▶ Work instruction:
Text only, exactly as given: reproduce the entries below without their pictures.

▶ Supplied records:
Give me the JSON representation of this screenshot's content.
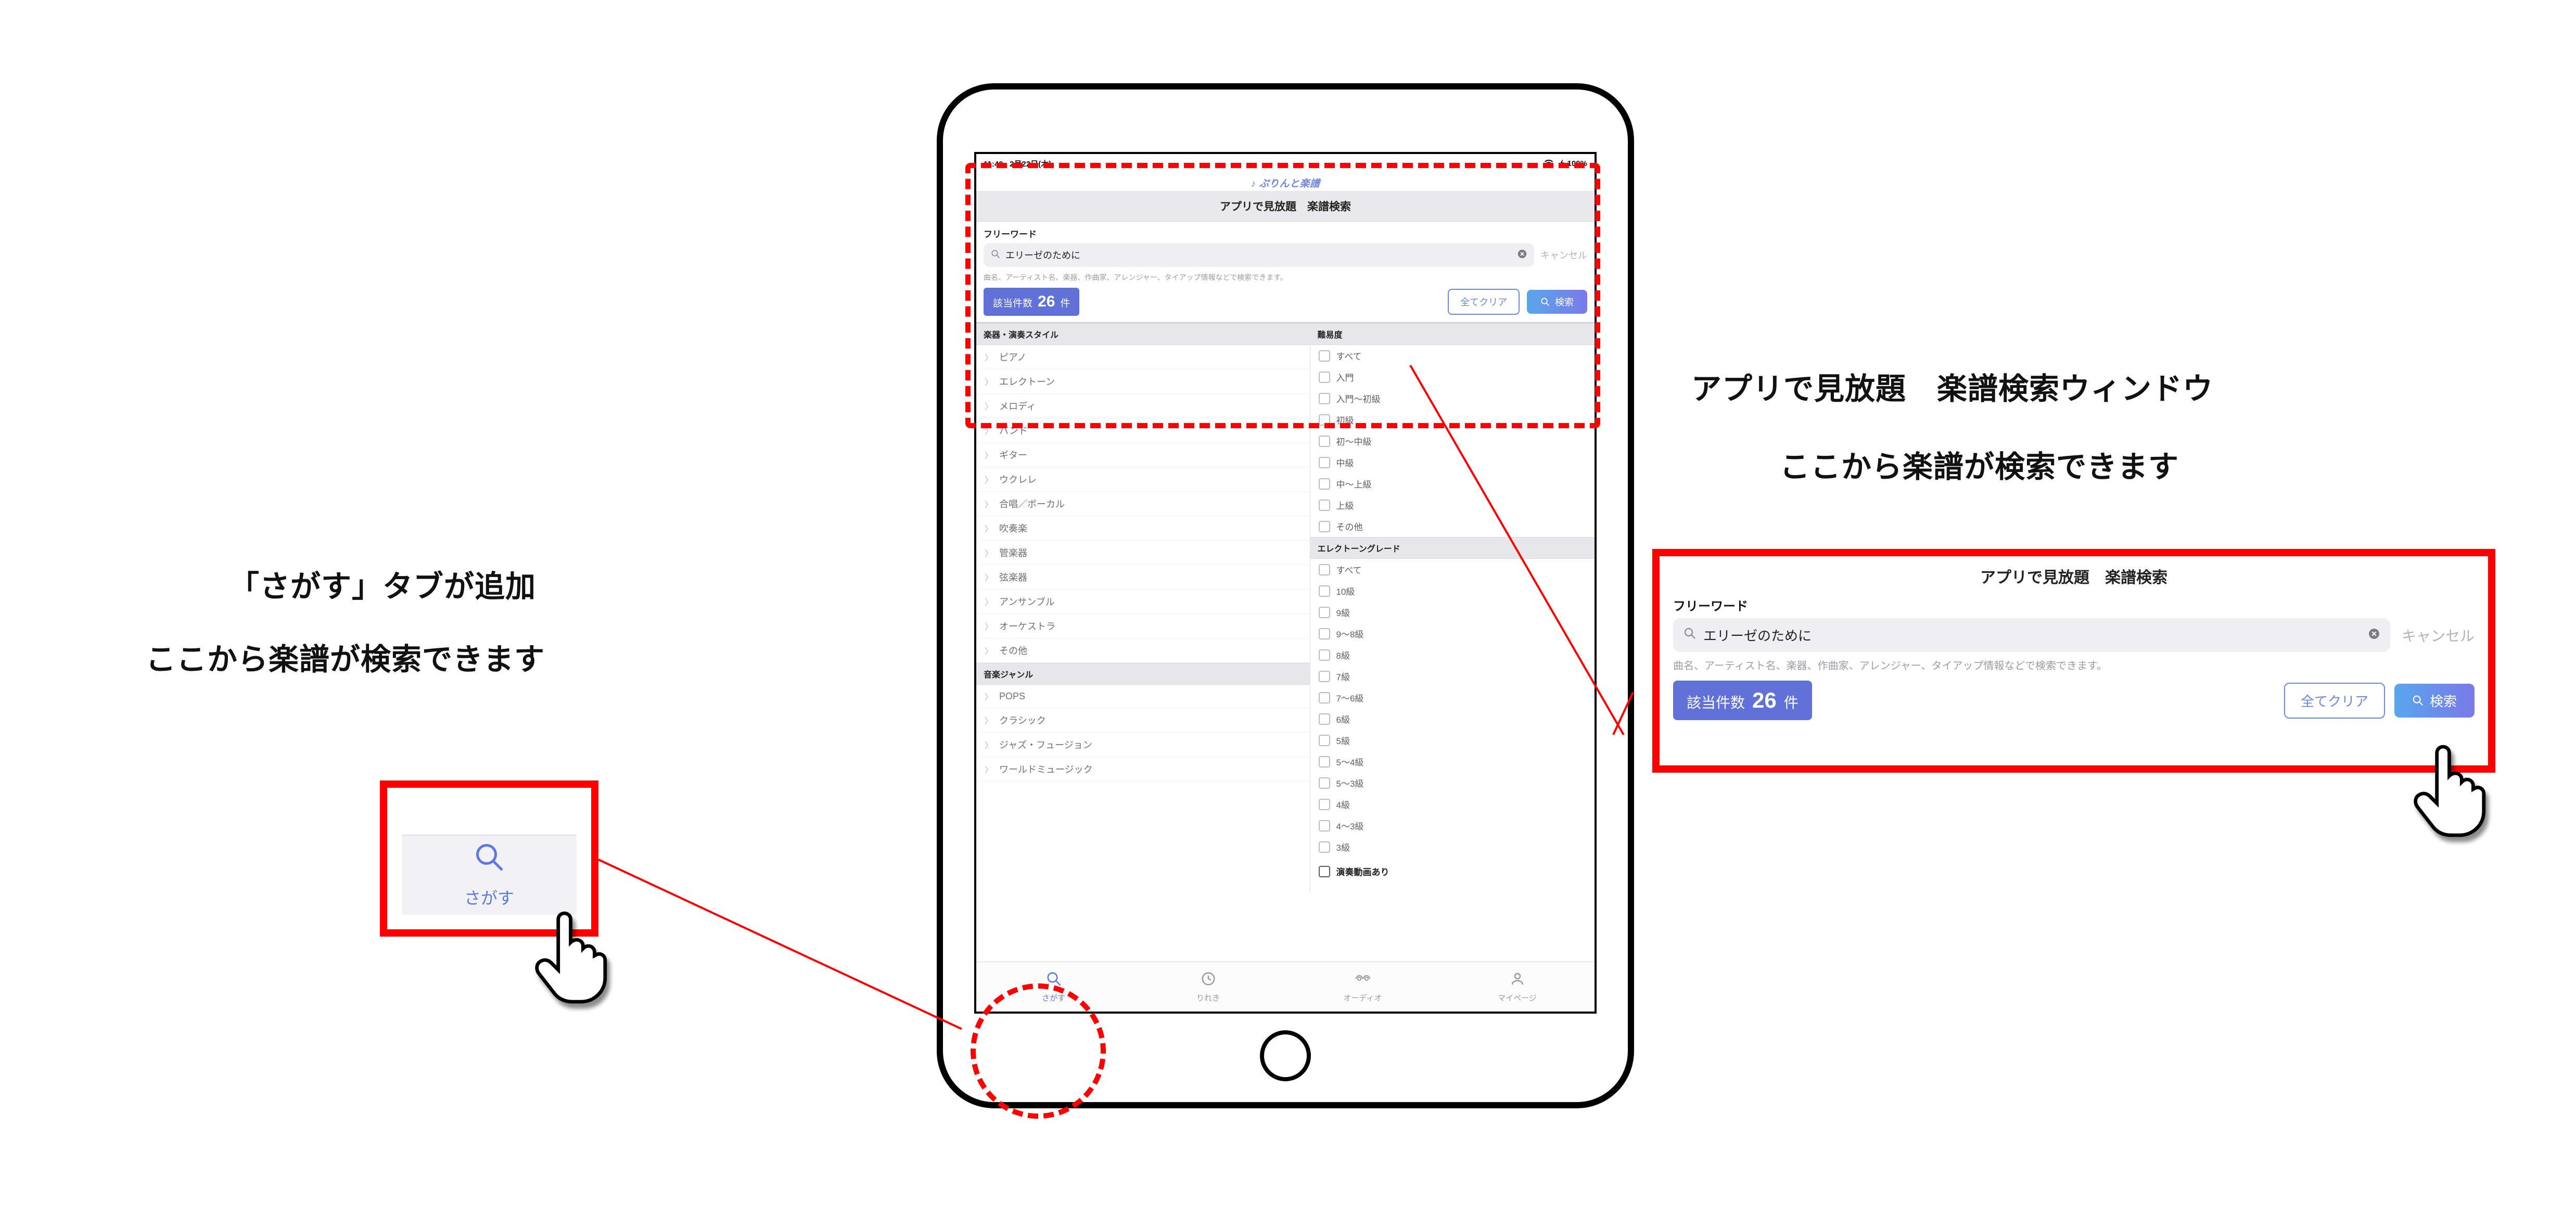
{
  "statusbar": {
    "time": "11:40",
    "date": "2月22日(木)",
    "battery": "100%"
  },
  "app_logo": "♪ ぷりんと楽譜",
  "screen_title": "アプリで見放題　楽譜検索",
  "freeword": {
    "label": "フリーワード",
    "value": "エリーゼのために",
    "cancel": "キャンセル",
    "help": "曲名、アーティスト名、楽器、作曲家、アレンジャー、タイアップ情報などで検索できます。"
  },
  "results": {
    "label": "該当件数",
    "count": "26",
    "unit": "件"
  },
  "buttons": {
    "clear_all": "全てクリア",
    "search": "検索"
  },
  "sections": {
    "instrument_header": "楽器・演奏スタイル",
    "instruments": [
      "ピアノ",
      "エレクトーン",
      "メロディ",
      "バンド",
      "ギター",
      "ウクレレ",
      "合唱／ボーカル",
      "吹奏楽",
      "管楽器",
      "弦楽器",
      "アンサンブル",
      "オーケストラ",
      "その他"
    ],
    "genre_header": "音楽ジャンル",
    "genres": [
      "POPS",
      "クラシック",
      "ジャズ・フュージョン",
      "ワールドミュージック"
    ],
    "difficulty_header": "難易度",
    "difficulty": [
      "すべて",
      "入門",
      "入門～初級",
      "初級",
      "初～中級",
      "中級",
      "中～上級",
      "上級",
      "その他"
    ],
    "grade_header": "エレクトーングレード",
    "grade": [
      "すべて",
      "10級",
      "9級",
      "9～8級",
      "8級",
      "7級",
      "7～6級",
      "6級",
      "5級",
      "5～4級",
      "5～3級",
      "4級",
      "4～3級",
      "3級"
    ],
    "video_label": "演奏動画あり"
  },
  "tabs": {
    "search": "さがす",
    "history": "りれき",
    "audio": "オーディオ",
    "mypage": "マイページ"
  },
  "annotations": {
    "left1": "「さがす」タブが追加",
    "left2": "ここから楽譜が検索できます",
    "right1": "アプリで見放題　楽譜検索ウィンドウ",
    "right2": "ここから楽譜が検索できます"
  },
  "callout_search": {
    "title": "アプリで見放題　楽譜検索",
    "label": "フリーワード",
    "value": "エリーゼのために",
    "cancel": "キャンセル",
    "help": "曲名、アーティスト名、楽器、作曲家、アレンジャー、タイアップ情報などで検索できます。",
    "count_label": "該当件数",
    "count": "26",
    "unit": "件",
    "clear_all": "全てクリア",
    "search": "検索"
  },
  "callout_sagasu": {
    "label": "さがす"
  }
}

▶ Solution for this problem:
Give me the JSON representation of this screenshot's content.
{
  "statusbar": {
    "time": "11:40",
    "date": "2月22日(木)",
    "battery": "100%"
  },
  "app_logo": "♪ ぷりんと楽譜",
  "screen_title": "アプリで見放題　楽譜検索",
  "freeword": {
    "label": "フリーワード",
    "value": "エリーゼのために",
    "cancel": "キャンセル",
    "help": "曲名、アーティスト名、楽器、作曲家、アレンジャー、タイアップ情報などで検索できます。"
  },
  "results": {
    "label": "該当件数",
    "count": "26",
    "unit": "件"
  },
  "buttons": {
    "clear_all": "全てクリア",
    "search": "検索"
  },
  "sections": {
    "instrument_header": "楽器・演奏スタイル",
    "instruments": [
      "ピアノ",
      "エレクトーン",
      "メロディ",
      "バンド",
      "ギター",
      "ウクレレ",
      "合唱／ボーカル",
      "吹奏楽",
      "管楽器",
      "弦楽器",
      "アンサンブル",
      "オーケストラ",
      "その他"
    ],
    "genre_header": "音楽ジャンル",
    "genres": [
      "POPS",
      "クラシック",
      "ジャズ・フュージョン",
      "ワールドミュージック"
    ],
    "difficulty_header": "難易度",
    "difficulty": [
      "すべて",
      "入門",
      "入門～初級",
      "初級",
      "初～中級",
      "中級",
      "中～上級",
      "上級",
      "その他"
    ],
    "grade_header": "エレクトーングレード",
    "grade": [
      "すべて",
      "10級",
      "9級",
      "9～8級",
      "8級",
      "7級",
      "7～6級",
      "6級",
      "5級",
      "5～4級",
      "5～3級",
      "4級",
      "4～3級",
      "3級"
    ],
    "video_label": "演奏動画あり"
  },
  "tabs": {
    "search": "さがす",
    "history": "りれき",
    "audio": "オーディオ",
    "mypage": "マイページ"
  },
  "annotations": {
    "left1": "「さがす」タブが追加",
    "left2": "ここから楽譜が検索できます",
    "right1": "アプリで見放題　楽譜検索ウィンドウ",
    "right2": "ここから楽譜が検索できます"
  },
  "callout_search": {
    "title": "アプリで見放題　楽譜検索",
    "label": "フリーワード",
    "value": "エリーゼのために",
    "cancel": "キャンセル",
    "help": "曲名、アーティスト名、楽器、作曲家、アレンジャー、タイアップ情報などで検索できます。",
    "count_label": "該当件数",
    "count": "26",
    "unit": "件",
    "clear_all": "全てクリア",
    "search": "検索"
  },
  "callout_sagasu": {
    "label": "さがす"
  }
}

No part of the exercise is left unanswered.